**WHAT IS NEEDED**
Could you write out each of the records below exactly?

[Data items]
****************

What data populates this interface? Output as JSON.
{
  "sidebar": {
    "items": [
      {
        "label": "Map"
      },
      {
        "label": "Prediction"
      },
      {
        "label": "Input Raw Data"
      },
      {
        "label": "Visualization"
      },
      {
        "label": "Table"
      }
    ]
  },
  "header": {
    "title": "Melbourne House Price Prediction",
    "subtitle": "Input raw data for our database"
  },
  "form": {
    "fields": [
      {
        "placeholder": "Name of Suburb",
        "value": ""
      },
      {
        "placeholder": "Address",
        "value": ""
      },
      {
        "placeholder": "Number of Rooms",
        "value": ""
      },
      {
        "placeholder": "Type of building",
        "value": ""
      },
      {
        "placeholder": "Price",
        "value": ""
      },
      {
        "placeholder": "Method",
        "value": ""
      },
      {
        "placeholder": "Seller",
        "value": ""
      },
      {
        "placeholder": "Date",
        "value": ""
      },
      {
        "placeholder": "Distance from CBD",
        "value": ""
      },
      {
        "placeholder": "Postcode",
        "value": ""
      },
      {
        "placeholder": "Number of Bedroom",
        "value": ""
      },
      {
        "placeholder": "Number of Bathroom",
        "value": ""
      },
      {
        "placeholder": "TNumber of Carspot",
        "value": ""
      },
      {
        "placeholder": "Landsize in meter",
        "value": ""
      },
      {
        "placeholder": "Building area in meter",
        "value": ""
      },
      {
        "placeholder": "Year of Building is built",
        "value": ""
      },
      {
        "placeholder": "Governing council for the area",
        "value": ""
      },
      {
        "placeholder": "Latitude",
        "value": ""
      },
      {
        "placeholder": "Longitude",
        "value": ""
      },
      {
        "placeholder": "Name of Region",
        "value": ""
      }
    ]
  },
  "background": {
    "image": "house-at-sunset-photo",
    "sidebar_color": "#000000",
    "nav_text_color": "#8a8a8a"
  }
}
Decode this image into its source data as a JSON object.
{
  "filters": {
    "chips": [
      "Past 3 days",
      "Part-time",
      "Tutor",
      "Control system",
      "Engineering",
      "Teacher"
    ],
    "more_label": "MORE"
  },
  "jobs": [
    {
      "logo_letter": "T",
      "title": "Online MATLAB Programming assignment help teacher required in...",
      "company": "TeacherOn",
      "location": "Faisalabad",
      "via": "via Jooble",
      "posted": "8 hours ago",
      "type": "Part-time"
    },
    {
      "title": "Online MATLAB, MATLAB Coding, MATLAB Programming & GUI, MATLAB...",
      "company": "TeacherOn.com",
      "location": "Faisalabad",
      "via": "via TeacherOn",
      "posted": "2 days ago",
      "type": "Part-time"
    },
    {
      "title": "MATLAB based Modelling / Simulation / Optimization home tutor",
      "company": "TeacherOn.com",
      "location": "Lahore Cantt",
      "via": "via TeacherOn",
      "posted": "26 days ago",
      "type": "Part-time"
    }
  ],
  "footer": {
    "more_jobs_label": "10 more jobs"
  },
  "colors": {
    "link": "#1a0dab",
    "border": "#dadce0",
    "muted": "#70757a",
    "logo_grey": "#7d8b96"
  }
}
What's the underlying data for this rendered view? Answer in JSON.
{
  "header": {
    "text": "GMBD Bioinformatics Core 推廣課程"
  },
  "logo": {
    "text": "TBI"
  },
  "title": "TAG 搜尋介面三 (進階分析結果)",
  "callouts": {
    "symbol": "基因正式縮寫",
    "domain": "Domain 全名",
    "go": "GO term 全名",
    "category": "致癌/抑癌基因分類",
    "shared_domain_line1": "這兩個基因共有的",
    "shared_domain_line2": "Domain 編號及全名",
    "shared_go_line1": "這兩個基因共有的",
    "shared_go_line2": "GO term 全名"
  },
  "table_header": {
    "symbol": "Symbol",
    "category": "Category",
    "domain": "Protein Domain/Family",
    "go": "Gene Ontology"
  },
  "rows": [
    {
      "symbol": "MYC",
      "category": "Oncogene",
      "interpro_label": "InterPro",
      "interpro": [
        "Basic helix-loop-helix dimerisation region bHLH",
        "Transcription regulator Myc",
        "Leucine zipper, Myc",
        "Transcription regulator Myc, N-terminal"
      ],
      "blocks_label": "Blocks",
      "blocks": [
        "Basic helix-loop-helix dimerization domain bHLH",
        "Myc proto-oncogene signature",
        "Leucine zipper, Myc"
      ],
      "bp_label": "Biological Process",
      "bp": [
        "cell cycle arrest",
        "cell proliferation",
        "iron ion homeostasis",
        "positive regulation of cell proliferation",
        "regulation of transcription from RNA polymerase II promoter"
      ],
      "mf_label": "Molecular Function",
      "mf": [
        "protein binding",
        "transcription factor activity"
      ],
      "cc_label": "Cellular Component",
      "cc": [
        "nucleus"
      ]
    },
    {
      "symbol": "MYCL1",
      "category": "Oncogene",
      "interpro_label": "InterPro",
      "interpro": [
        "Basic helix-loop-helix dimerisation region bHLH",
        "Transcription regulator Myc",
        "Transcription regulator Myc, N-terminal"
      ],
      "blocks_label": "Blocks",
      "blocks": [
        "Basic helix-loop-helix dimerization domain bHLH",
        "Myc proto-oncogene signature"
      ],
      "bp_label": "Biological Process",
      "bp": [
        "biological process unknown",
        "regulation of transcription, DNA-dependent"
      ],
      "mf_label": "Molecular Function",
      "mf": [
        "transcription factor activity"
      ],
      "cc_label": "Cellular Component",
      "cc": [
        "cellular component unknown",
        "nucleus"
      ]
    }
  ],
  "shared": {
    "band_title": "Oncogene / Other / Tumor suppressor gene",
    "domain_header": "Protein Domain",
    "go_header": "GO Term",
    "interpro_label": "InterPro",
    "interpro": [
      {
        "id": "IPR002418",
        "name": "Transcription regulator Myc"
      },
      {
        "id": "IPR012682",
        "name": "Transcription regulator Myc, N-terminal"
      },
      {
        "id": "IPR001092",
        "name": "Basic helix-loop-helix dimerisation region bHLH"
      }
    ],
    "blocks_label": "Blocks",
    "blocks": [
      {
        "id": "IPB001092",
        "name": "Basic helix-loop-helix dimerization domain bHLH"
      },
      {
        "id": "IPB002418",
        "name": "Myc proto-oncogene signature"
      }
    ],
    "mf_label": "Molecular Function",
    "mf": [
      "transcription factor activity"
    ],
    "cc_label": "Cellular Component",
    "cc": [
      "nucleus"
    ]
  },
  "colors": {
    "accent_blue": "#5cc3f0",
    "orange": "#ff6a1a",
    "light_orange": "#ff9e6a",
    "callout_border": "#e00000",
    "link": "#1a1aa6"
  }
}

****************

**REPLY**
What data populates this interface? Output as JSON.
{
  "sidebar": {
    "items": [
      {
        "label": "Map"
      },
      {
        "label": "Prediction"
      },
      {
        "label": "Input Raw Data"
      },
      {
        "label": "Visualization"
      },
      {
        "label": "Table"
      }
    ]
  },
  "header": {
    "title": "Melbourne House Price Prediction",
    "subtitle": "Input raw data for our database"
  },
  "form": {
    "fields": [
      {
        "placeholder": "Name of Suburb",
        "value": ""
      },
      {
        "placeholder": "Address",
        "value": ""
      },
      {
        "placeholder": "Number of Rooms",
        "value": ""
      },
      {
        "placeholder": "Type of building",
        "value": ""
      },
      {
        "placeholder": "Price",
        "value": ""
      },
      {
        "placeholder": "Method",
        "value": ""
      },
      {
        "placeholder": "Seller",
        "value": ""
      },
      {
        "placeholder": "Date",
        "value": ""
      },
      {
        "placeholder": "Distance from CBD",
        "value": ""
      },
      {
        "placeholder": "Postcode",
        "value": ""
      },
      {
        "placeholder": "Number of Bedroom",
        "value": ""
      },
      {
        "placeholder": "Number of Bathroom",
        "value": ""
      },
      {
        "placeholder": "TNumber of Carspot",
        "value": ""
      },
      {
        "placeholder": "Landsize in meter",
        "value": ""
      },
      {
        "placeholder": "Building area in meter",
        "value": ""
      },
      {
        "placeholder": "Year of Building is built",
        "value": ""
      },
      {
        "placeholder": "Governing council for the area",
        "value": ""
      },
      {
        "placeholder": "Latitude",
        "value": ""
      },
      {
        "placeholder": "Longitude",
        "value": ""
      },
      {
        "placeholder": "Name of Region",
        "value": ""
      }
    ]
  },
  "background": {
    "image": "house-at-sunset-photo",
    "sidebar_color": "#000000",
    "nav_text_color": "#8a8a8a"
  }
}
Decode this image into its source data as a JSON object.
{
  "filters": {
    "chips": [
      "Past 3 days",
      "Part-time",
      "Tutor",
      "Control system",
      "Engineering",
      "Teacher"
    ],
    "more_label": "MORE"
  },
  "jobs": [
    {
      "logo_letter": "T",
      "title": "Online MATLAB Programming assignment help teacher required in...",
      "company": "TeacherOn",
      "location": "Faisalabad",
      "via": "via Jooble",
      "posted": "8 hours ago",
      "type": "Part-time"
    },
    {
      "title": "Online MATLAB, MATLAB Coding, MATLAB Programming & GUI, MATLAB...",
      "company": "TeacherOn.com",
      "location": "Faisalabad",
      "via": "via TeacherOn",
      "posted": "2 days ago",
      "type": "Part-time"
    },
    {
      "title": "MATLAB based Modelling / Simulation / Optimization home tutor",
      "company": "TeacherOn.com",
      "location": "Lahore Cantt",
      "via": "via TeacherOn",
      "posted": "26 days ago",
      "type": "Part-time"
    }
  ],
  "footer": {
    "more_jobs_label": "10 more jobs"
  },
  "colors": {
    "link": "#1a0dab",
    "border": "#dadce0",
    "muted": "#70757a",
    "logo_grey": "#7d8b96"
  }
}
What's the underlying data for this rendered view? Answer in JSON.
{
  "header": {
    "text": "GMBD Bioinformatics Core 推廣課程"
  },
  "logo": {
    "text": "TBI"
  },
  "title": "TAG 搜尋介面三 (進階分析結果)",
  "callouts": {
    "symbol": "基因正式縮寫",
    "domain": "Domain 全名",
    "go": "GO term 全名",
    "category": "致癌/抑癌基因分類",
    "shared_domain_line1": "這兩個基因共有的",
    "shared_domain_line2": "Domain 編號及全名",
    "shared_go_line1": "這兩個基因共有的",
    "shared_go_line2": "GO term 全名"
  },
  "table_header": {
    "symbol": "Symbol",
    "category": "Category",
    "domain": "Protein Domain/Family",
    "go": "Gene Ontology"
  },
  "rows": [
    {
      "symbol": "MYC",
      "category": "Oncogene",
      "interpro_label": "InterPro",
      "interpro": [
        "Basic helix-loop-helix dimerisation region bHLH",
        "Transcription regulator Myc",
        "Leucine zipper, Myc",
        "Transcription regulator Myc, N-terminal"
      ],
      "blocks_label": "Blocks",
      "blocks": [
        "Basic helix-loop-helix dimerization domain bHLH",
        "Myc proto-oncogene signature",
        "Leucine zipper, Myc"
      ],
      "bp_label": "Biological Process",
      "bp": [
        "cell cycle arrest",
        "cell proliferation",
        "iron ion homeostasis",
        "positive regulation of cell proliferation",
        "regulation of transcription from RNA polymerase II promoter"
      ],
      "mf_label": "Molecular Function",
      "mf": [
        "protein binding",
        "transcription factor activity"
      ],
      "cc_label": "Cellular Component",
      "cc": [
        "nucleus"
      ]
    },
    {
      "symbol": "MYCL1",
      "category": "Oncogene",
      "interpro_label": "InterPro",
      "interpro": [
        "Basic helix-loop-helix dimerisation region bHLH",
        "Transcription regulator Myc",
        "Transcription regulator Myc, N-terminal"
      ],
      "blocks_label": "Blocks",
      "blocks": [
        "Basic helix-loop-helix dimerization domain bHLH",
        "Myc proto-oncogene signature"
      ],
      "bp_label": "Biological Process",
      "bp": [
        "biological process unknown",
        "regulation of transcription, DNA-dependent"
      ],
      "mf_label": "Molecular Function",
      "mf": [
        "transcription factor activity"
      ],
      "cc_label": "Cellular Component",
      "cc": [
        "cellular component unknown",
        "nucleus"
      ]
    }
  ],
  "shared": {
    "band_title": "Oncogene / Other / Tumor suppressor gene",
    "domain_header": "Protein Domain",
    "go_header": "GO Term",
    "interpro_label": "InterPro",
    "interpro": [
      {
        "id": "IPR002418",
        "name": "Transcription regulator Myc"
      },
      {
        "id": "IPR012682",
        "name": "Transcription regulator Myc, N-terminal"
      },
      {
        "id": "IPR001092",
        "name": "Basic helix-loop-helix dimerisation region bHLH"
      }
    ],
    "blocks_label": "Blocks",
    "blocks": [
      {
        "id": "IPB001092",
        "name": "Basic helix-loop-helix dimerization domain bHLH"
      },
      {
        "id": "IPB002418",
        "name": "Myc proto-oncogene signature"
      }
    ],
    "mf_label": "Molecular Function",
    "mf": [
      "transcription factor activity"
    ],
    "cc_label": "Cellular Component",
    "cc": [
      "nucleus"
    ]
  },
  "colors": {
    "accent_blue": "#5cc3f0",
    "orange": "#ff6a1a",
    "light_orange": "#ff9e6a",
    "callout_border": "#e00000",
    "link": "#1a1aa6"
  }
}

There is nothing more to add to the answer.